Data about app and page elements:
>>>>
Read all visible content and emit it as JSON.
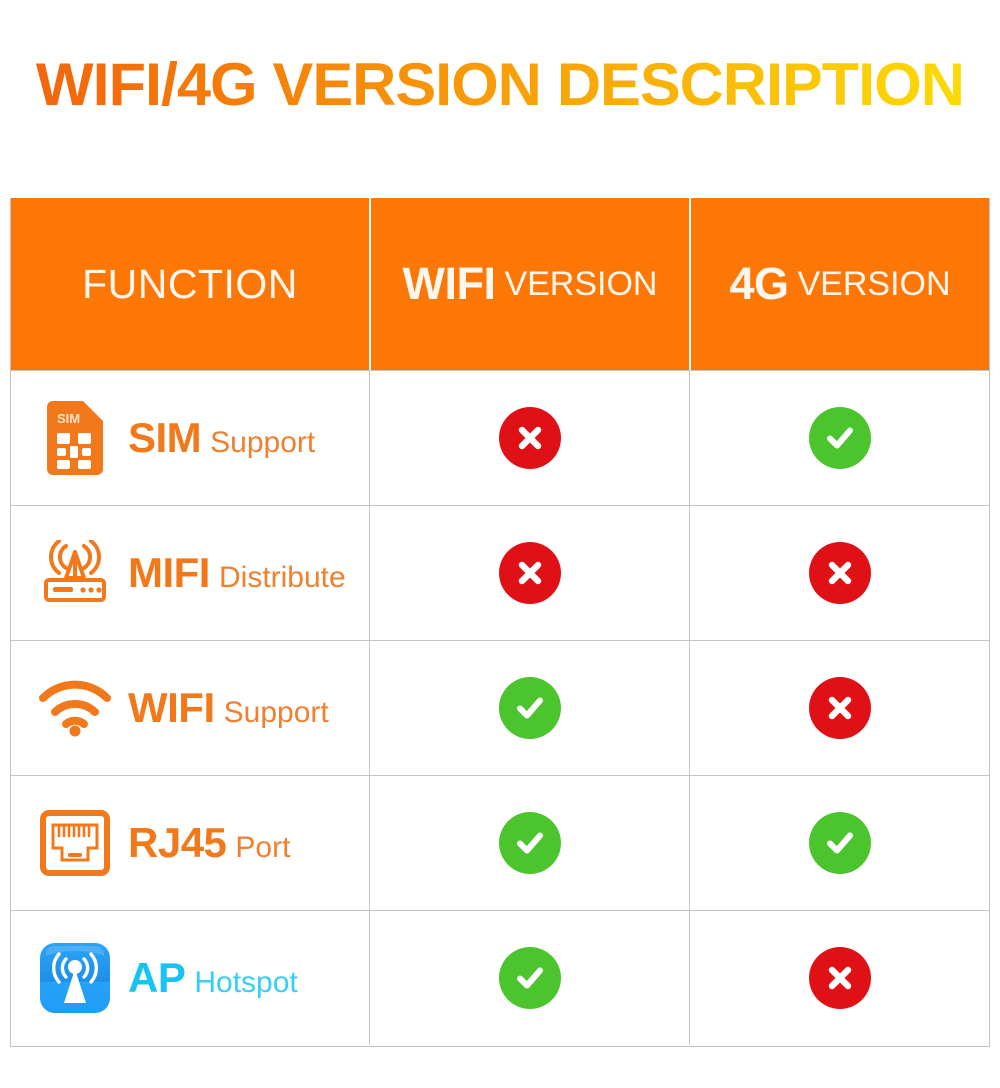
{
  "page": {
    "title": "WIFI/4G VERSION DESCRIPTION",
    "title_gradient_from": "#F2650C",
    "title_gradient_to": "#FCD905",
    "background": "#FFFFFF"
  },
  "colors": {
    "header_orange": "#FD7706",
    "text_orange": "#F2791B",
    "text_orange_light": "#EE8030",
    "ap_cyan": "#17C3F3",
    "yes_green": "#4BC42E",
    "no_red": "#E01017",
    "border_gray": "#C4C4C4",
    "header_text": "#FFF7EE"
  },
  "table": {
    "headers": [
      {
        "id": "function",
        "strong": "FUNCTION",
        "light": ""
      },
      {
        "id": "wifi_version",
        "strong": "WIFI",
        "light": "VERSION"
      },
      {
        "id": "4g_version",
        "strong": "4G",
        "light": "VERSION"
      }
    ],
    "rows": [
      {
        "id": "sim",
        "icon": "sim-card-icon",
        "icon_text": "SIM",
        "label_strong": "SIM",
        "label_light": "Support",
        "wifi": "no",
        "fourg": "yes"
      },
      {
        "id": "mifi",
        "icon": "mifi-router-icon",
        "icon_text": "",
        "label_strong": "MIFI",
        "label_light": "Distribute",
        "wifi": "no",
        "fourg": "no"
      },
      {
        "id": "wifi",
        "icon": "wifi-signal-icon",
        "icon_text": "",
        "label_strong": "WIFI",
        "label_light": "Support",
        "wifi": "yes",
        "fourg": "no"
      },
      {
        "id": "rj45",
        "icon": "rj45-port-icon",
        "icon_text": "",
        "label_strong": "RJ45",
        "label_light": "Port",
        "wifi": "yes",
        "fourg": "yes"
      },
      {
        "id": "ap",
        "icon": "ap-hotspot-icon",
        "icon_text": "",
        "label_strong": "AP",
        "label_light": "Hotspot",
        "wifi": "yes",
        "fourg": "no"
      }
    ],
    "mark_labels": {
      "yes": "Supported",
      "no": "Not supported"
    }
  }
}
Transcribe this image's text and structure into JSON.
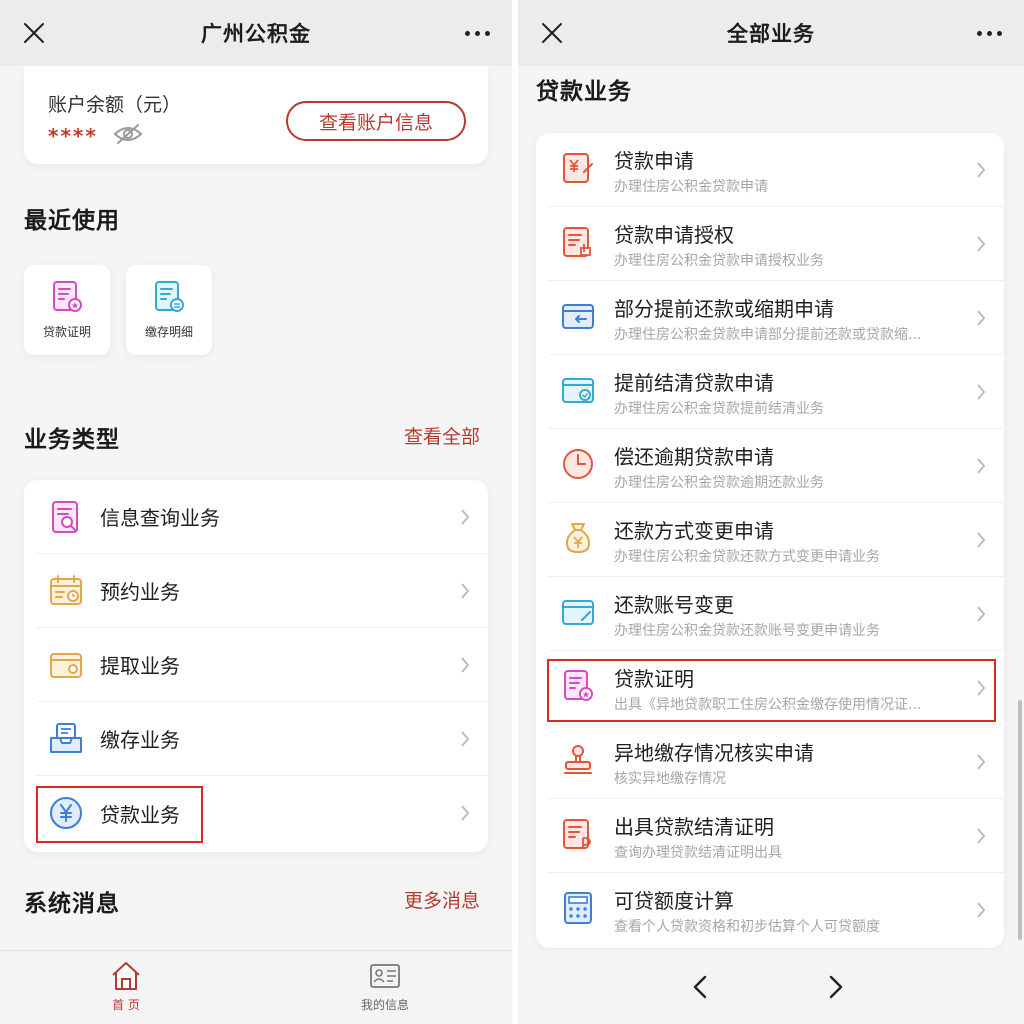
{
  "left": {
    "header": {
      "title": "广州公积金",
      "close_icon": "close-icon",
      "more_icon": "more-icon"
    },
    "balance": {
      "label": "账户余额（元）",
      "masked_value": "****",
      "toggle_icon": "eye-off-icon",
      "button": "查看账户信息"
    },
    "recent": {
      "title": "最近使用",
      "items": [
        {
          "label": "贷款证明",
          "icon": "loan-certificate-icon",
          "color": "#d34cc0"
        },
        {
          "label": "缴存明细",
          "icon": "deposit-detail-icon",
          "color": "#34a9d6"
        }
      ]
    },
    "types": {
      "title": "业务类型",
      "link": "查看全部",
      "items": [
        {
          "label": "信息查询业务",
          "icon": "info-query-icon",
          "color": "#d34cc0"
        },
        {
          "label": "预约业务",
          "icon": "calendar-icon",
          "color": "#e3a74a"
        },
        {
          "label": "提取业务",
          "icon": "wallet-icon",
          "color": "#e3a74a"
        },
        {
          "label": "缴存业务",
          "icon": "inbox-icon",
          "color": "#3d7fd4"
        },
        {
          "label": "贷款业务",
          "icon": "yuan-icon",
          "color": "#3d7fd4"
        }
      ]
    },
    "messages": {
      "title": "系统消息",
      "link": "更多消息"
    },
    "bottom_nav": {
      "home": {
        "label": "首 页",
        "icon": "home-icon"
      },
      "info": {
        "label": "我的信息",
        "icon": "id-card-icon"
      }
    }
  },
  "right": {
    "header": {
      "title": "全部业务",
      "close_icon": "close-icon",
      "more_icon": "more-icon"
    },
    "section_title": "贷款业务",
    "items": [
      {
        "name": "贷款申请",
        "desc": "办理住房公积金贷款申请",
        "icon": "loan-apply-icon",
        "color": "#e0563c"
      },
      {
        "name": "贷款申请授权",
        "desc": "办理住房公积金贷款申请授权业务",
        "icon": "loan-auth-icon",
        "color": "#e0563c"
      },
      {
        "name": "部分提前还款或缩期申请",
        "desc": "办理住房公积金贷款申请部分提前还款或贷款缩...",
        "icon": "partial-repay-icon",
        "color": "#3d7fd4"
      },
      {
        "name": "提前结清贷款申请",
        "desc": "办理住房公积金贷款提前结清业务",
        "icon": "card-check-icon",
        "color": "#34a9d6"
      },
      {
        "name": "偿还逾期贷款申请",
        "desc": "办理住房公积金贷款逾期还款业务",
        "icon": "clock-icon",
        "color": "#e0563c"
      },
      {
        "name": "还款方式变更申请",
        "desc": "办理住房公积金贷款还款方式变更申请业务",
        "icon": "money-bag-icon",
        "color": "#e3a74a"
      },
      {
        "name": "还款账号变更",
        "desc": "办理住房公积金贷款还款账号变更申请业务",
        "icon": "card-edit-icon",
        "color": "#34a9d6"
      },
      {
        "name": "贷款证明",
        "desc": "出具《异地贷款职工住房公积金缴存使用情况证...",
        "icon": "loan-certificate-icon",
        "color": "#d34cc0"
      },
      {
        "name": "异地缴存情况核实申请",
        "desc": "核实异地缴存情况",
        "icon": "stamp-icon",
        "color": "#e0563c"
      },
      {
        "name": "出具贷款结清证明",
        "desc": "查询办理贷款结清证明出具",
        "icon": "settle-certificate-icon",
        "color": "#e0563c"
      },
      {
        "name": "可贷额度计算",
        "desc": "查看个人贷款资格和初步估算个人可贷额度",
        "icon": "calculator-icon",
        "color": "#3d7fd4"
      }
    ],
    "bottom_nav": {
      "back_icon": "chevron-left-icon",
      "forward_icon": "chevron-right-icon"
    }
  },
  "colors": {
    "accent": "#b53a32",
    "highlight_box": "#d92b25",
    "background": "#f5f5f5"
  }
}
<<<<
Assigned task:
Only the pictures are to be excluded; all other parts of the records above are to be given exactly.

Written answer:
Read all visible content and emit it as JSON.
{
  "page": {
    "title": "WIFI/4G VERSION DESCRIPTION",
    "title_gradient_from": "#F2650C",
    "title_gradient_to": "#FCD905",
    "background": "#FFFFFF"
  },
  "colors": {
    "header_orange": "#FD7706",
    "text_orange": "#F2791B",
    "text_orange_light": "#EE8030",
    "ap_cyan": "#17C3F3",
    "yes_green": "#4BC42E",
    "no_red": "#E01017",
    "border_gray": "#C4C4C4",
    "header_text": "#FFF7EE"
  },
  "table": {
    "headers": [
      {
        "id": "function",
        "strong": "FUNCTION",
        "light": ""
      },
      {
        "id": "wifi_version",
        "strong": "WIFI",
        "light": "VERSION"
      },
      {
        "id": "4g_version",
        "strong": "4G",
        "light": "VERSION"
      }
    ],
    "rows": [
      {
        "id": "sim",
        "icon": "sim-card-icon",
        "icon_text": "SIM",
        "label_strong": "SIM",
        "label_light": "Support",
        "wifi": "no",
        "fourg": "yes"
      },
      {
        "id": "mifi",
        "icon": "mifi-router-icon",
        "icon_text": "",
        "label_strong": "MIFI",
        "label_light": "Distribute",
        "wifi": "no",
        "fourg": "no"
      },
      {
        "id": "wifi",
        "icon": "wifi-signal-icon",
        "icon_text": "",
        "label_strong": "WIFI",
        "label_light": "Support",
        "wifi": "yes",
        "fourg": "no"
      },
      {
        "id": "rj45",
        "icon": "rj45-port-icon",
        "icon_text": "",
        "label_strong": "RJ45",
        "label_light": "Port",
        "wifi": "yes",
        "fourg": "yes"
      },
      {
        "id": "ap",
        "icon": "ap-hotspot-icon",
        "icon_text": "",
        "label_strong": "AP",
        "label_light": "Hotspot",
        "wifi": "yes",
        "fourg": "no"
      }
    ],
    "mark_labels": {
      "yes": "Supported",
      "no": "Not supported"
    }
  }
}
Transcribe this image's text and structure into JSON.
{
  "left": {
    "header": {
      "title": "广州公积金",
      "close_icon": "close-icon",
      "more_icon": "more-icon"
    },
    "balance": {
      "label": "账户余额（元）",
      "masked_value": "****",
      "toggle_icon": "eye-off-icon",
      "button": "查看账户信息"
    },
    "recent": {
      "title": "最近使用",
      "items": [
        {
          "label": "贷款证明",
          "icon": "loan-certificate-icon",
          "color": "#d34cc0"
        },
        {
          "label": "缴存明细",
          "icon": "deposit-detail-icon",
          "color": "#34a9d6"
        }
      ]
    },
    "types": {
      "title": "业务类型",
      "link": "查看全部",
      "items": [
        {
          "label": "信息查询业务",
          "icon": "info-query-icon",
          "color": "#d34cc0"
        },
        {
          "label": "预约业务",
          "icon": "calendar-icon",
          "color": "#e3a74a"
        },
        {
          "label": "提取业务",
          "icon": "wallet-icon",
          "color": "#e3a74a"
        },
        {
          "label": "缴存业务",
          "icon": "inbox-icon",
          "color": "#3d7fd4"
        },
        {
          "label": "贷款业务",
          "icon": "yuan-icon",
          "color": "#3d7fd4"
        }
      ]
    },
    "messages": {
      "title": "系统消息",
      "link": "更多消息"
    },
    "bottom_nav": {
      "home": {
        "label": "首 页",
        "icon": "home-icon"
      },
      "info": {
        "label": "我的信息",
        "icon": "id-card-icon"
      }
    }
  },
  "right": {
    "header": {
      "title": "全部业务",
      "close_icon": "close-icon",
      "more_icon": "more-icon"
    },
    "section_title": "贷款业务",
    "items": [
      {
        "name": "贷款申请",
        "desc": "办理住房公积金贷款申请",
        "icon": "loan-apply-icon",
        "color": "#e0563c"
      },
      {
        "name": "贷款申请授权",
        "desc": "办理住房公积金贷款申请授权业务",
        "icon": "loan-auth-icon",
        "color": "#e0563c"
      },
      {
        "name": "部分提前还款或缩期申请",
        "desc": "办理住房公积金贷款申请部分提前还款或贷款缩...",
        "icon": "partial-repay-icon",
        "color": "#3d7fd4"
      },
      {
        "name": "提前结清贷款申请",
        "desc": "办理住房公积金贷款提前结清业务",
        "icon": "card-check-icon",
        "color": "#34a9d6"
      },
      {
        "name": "偿还逾期贷款申请",
        "desc": "办理住房公积金贷款逾期还款业务",
        "icon": "clock-icon",
        "color": "#e0563c"
      },
      {
        "name": "还款方式变更申请",
        "desc": "办理住房公积金贷款还款方式变更申请业务",
        "icon": "money-bag-icon",
        "color": "#e3a74a"
      },
      {
        "name": "还款账号变更",
        "desc": "办理住房公积金贷款还款账号变更申请业务",
        "icon": "card-edit-icon",
        "color": "#34a9d6"
      },
      {
        "name": "贷款证明",
        "desc": "出具《异地贷款职工住房公积金缴存使用情况证...",
        "icon": "loan-certificate-icon",
        "color": "#d34cc0"
      },
      {
        "name": "异地缴存情况核实申请",
        "desc": "核实异地缴存情况",
        "icon": "stamp-icon",
        "color": "#e0563c"
      },
      {
        "name": "出具贷款结清证明",
        "desc": "查询办理贷款结清证明出具",
        "icon": "settle-certificate-icon",
        "color": "#e0563c"
      },
      {
        "name": "可贷额度计算",
        "desc": "查看个人贷款资格和初步估算个人可贷额度",
        "icon": "calculator-icon",
        "color": "#3d7fd4"
      }
    ],
    "bottom_nav": {
      "back_icon": "chevron-left-icon",
      "forward_icon": "chevron-right-icon"
    }
  },
  "colors": {
    "accent": "#b53a32",
    "highlight_box": "#d92b25",
    "background": "#f5f5f5"
  }
}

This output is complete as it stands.